Please set down the records below exactly as they appear.

Data excerpts
• • • • •
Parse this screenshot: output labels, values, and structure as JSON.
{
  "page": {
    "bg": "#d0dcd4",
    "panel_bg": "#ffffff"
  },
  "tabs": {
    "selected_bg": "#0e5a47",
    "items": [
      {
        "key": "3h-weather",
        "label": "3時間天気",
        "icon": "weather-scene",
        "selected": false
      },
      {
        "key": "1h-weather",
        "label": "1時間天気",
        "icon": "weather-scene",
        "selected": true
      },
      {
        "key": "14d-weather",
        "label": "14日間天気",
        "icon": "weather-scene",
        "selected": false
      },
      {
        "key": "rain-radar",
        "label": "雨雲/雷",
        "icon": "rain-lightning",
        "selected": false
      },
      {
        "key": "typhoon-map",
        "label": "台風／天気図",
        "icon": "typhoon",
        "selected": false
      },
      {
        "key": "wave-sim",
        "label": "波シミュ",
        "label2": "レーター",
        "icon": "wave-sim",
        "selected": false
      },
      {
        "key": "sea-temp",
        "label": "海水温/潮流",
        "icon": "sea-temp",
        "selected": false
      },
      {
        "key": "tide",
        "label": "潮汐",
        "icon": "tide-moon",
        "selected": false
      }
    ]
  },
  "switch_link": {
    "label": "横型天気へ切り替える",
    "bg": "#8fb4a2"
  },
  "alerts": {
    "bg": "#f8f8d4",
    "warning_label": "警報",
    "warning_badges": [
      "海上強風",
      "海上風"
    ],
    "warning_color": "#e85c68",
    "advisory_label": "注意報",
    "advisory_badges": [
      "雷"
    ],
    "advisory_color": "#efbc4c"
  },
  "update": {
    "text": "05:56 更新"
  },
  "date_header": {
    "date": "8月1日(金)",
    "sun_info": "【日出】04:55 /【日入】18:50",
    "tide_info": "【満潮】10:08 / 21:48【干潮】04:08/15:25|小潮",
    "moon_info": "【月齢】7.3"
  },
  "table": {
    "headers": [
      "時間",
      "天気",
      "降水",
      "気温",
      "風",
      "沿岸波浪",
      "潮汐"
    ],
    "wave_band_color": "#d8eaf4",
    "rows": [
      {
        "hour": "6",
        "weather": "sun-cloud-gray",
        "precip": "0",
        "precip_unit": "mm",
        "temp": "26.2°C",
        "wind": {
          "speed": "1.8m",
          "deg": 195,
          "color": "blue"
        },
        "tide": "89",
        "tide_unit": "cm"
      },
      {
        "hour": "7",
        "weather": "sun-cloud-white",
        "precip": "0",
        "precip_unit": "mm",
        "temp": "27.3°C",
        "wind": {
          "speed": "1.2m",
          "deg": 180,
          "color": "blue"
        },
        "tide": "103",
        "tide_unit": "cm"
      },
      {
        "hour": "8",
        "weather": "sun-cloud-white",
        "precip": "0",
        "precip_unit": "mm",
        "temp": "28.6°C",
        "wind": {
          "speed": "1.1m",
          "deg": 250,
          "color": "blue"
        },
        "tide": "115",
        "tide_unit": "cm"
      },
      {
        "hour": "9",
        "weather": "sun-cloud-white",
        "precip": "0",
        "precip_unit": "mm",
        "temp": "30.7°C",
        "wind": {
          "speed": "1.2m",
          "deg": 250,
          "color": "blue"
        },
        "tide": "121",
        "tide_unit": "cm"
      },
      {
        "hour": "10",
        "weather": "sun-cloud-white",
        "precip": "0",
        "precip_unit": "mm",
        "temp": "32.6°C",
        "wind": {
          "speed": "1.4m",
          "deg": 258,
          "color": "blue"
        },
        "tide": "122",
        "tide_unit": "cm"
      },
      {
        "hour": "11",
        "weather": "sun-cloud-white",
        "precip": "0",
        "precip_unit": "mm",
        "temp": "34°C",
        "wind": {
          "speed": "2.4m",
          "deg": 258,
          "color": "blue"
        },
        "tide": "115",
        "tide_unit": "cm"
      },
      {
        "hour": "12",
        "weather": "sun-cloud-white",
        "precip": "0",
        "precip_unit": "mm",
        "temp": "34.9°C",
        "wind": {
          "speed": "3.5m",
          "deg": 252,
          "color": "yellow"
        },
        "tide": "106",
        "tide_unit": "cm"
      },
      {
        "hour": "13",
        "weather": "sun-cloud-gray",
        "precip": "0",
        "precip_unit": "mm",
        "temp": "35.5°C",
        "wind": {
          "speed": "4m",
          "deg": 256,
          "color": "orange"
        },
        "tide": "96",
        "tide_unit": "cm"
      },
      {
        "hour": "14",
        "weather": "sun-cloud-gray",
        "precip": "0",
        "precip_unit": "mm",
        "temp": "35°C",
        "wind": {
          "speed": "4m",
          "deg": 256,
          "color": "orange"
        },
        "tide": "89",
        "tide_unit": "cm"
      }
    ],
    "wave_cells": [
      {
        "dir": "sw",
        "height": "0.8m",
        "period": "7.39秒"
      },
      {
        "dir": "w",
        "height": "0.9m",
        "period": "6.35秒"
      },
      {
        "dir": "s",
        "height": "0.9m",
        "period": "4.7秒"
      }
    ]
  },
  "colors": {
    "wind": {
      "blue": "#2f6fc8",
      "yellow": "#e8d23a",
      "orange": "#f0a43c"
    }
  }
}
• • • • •
## Your response
Parse this screenshot: output labels, values, and structure as JSON.
{
  "page": {
    "bg": "#d0dcd4",
    "panel_bg": "#ffffff"
  },
  "tabs": {
    "selected_bg": "#0e5a47",
    "items": [
      {
        "key": "3h-weather",
        "label": "3時間天気",
        "icon": "weather-scene",
        "selected": false
      },
      {
        "key": "1h-weather",
        "label": "1時間天気",
        "icon": "weather-scene",
        "selected": true
      },
      {
        "key": "14d-weather",
        "label": "14日間天気",
        "icon": "weather-scene",
        "selected": false
      },
      {
        "key": "rain-radar",
        "label": "雨雲/雷",
        "icon": "rain-lightning",
        "selected": false
      },
      {
        "key": "typhoon-map",
        "label": "台風／天気図",
        "icon": "typhoon",
        "selected": false
      },
      {
        "key": "wave-sim",
        "label": "波シミュ",
        "label2": "レーター",
        "icon": "wave-sim",
        "selected": false
      },
      {
        "key": "sea-temp",
        "label": "海水温/潮流",
        "icon": "sea-temp",
        "selected": false
      },
      {
        "key": "tide",
        "label": "潮汐",
        "icon": "tide-moon",
        "selected": false
      }
    ]
  },
  "switch_link": {
    "label": "横型天気へ切り替える",
    "bg": "#8fb4a2"
  },
  "alerts": {
    "bg": "#f8f8d4",
    "warning_label": "警報",
    "warning_badges": [
      "海上強風",
      "海上風"
    ],
    "warning_color": "#e85c68",
    "advisory_label": "注意報",
    "advisory_badges": [
      "雷"
    ],
    "advisory_color": "#efbc4c"
  },
  "update": {
    "text": "05:56 更新"
  },
  "date_header": {
    "date": "8月1日(金)",
    "sun_info": "【日出】04:55 /【日入】18:50",
    "tide_info": "【満潮】10:08 / 21:48【干潮】04:08/15:25|小潮",
    "moon_info": "【月齢】7.3"
  },
  "table": {
    "headers": [
      "時間",
      "天気",
      "降水",
      "気温",
      "風",
      "沿岸波浪",
      "潮汐"
    ],
    "wave_band_color": "#d8eaf4",
    "rows": [
      {
        "hour": "6",
        "weather": "sun-cloud-gray",
        "precip": "0",
        "precip_unit": "mm",
        "temp": "26.2°C",
        "wind": {
          "speed": "1.8m",
          "deg": 195,
          "color": "blue"
        },
        "tide": "89",
        "tide_unit": "cm"
      },
      {
        "hour": "7",
        "weather": "sun-cloud-white",
        "precip": "0",
        "precip_unit": "mm",
        "temp": "27.3°C",
        "wind": {
          "speed": "1.2m",
          "deg": 180,
          "color": "blue"
        },
        "tide": "103",
        "tide_unit": "cm"
      },
      {
        "hour": "8",
        "weather": "sun-cloud-white",
        "precip": "0",
        "precip_unit": "mm",
        "temp": "28.6°C",
        "wind": {
          "speed": "1.1m",
          "deg": 250,
          "color": "blue"
        },
        "tide": "115",
        "tide_unit": "cm"
      },
      {
        "hour": "9",
        "weather": "sun-cloud-white",
        "precip": "0",
        "precip_unit": "mm",
        "temp": "30.7°C",
        "wind": {
          "speed": "1.2m",
          "deg": 250,
          "color": "blue"
        },
        "tide": "121",
        "tide_unit": "cm"
      },
      {
        "hour": "10",
        "weather": "sun-cloud-white",
        "precip": "0",
        "precip_unit": "mm",
        "temp": "32.6°C",
        "wind": {
          "speed": "1.4m",
          "deg": 258,
          "color": "blue"
        },
        "tide": "122",
        "tide_unit": "cm"
      },
      {
        "hour": "11",
        "weather": "sun-cloud-white",
        "precip": "0",
        "precip_unit": "mm",
        "temp": "34°C",
        "wind": {
          "speed": "2.4m",
          "deg": 258,
          "color": "blue"
        },
        "tide": "115",
        "tide_unit": "cm"
      },
      {
        "hour": "12",
        "weather": "sun-cloud-white",
        "precip": "0",
        "precip_unit": "mm",
        "temp": "34.9°C",
        "wind": {
          "speed": "3.5m",
          "deg": 252,
          "color": "yellow"
        },
        "tide": "106",
        "tide_unit": "cm"
      },
      {
        "hour": "13",
        "weather": "sun-cloud-gray",
        "precip": "0",
        "precip_unit": "mm",
        "temp": "35.5°C",
        "wind": {
          "speed": "4m",
          "deg": 256,
          "color": "orange"
        },
        "tide": "96",
        "tide_unit": "cm"
      },
      {
        "hour": "14",
        "weather": "sun-cloud-gray",
        "precip": "0",
        "precip_unit": "mm",
        "temp": "35°C",
        "wind": {
          "speed": "4m",
          "deg": 256,
          "color": "orange"
        },
        "tide": "89",
        "tide_unit": "cm"
      }
    ],
    "wave_cells": [
      {
        "dir": "sw",
        "height": "0.8m",
        "period": "7.39秒"
      },
      {
        "dir": "w",
        "height": "0.9m",
        "period": "6.35秒"
      },
      {
        "dir": "s",
        "height": "0.9m",
        "period": "4.7秒"
      }
    ]
  },
  "colors": {
    "wind": {
      "blue": "#2f6fc8",
      "yellow": "#e8d23a",
      "orange": "#f0a43c"
    }
  }
}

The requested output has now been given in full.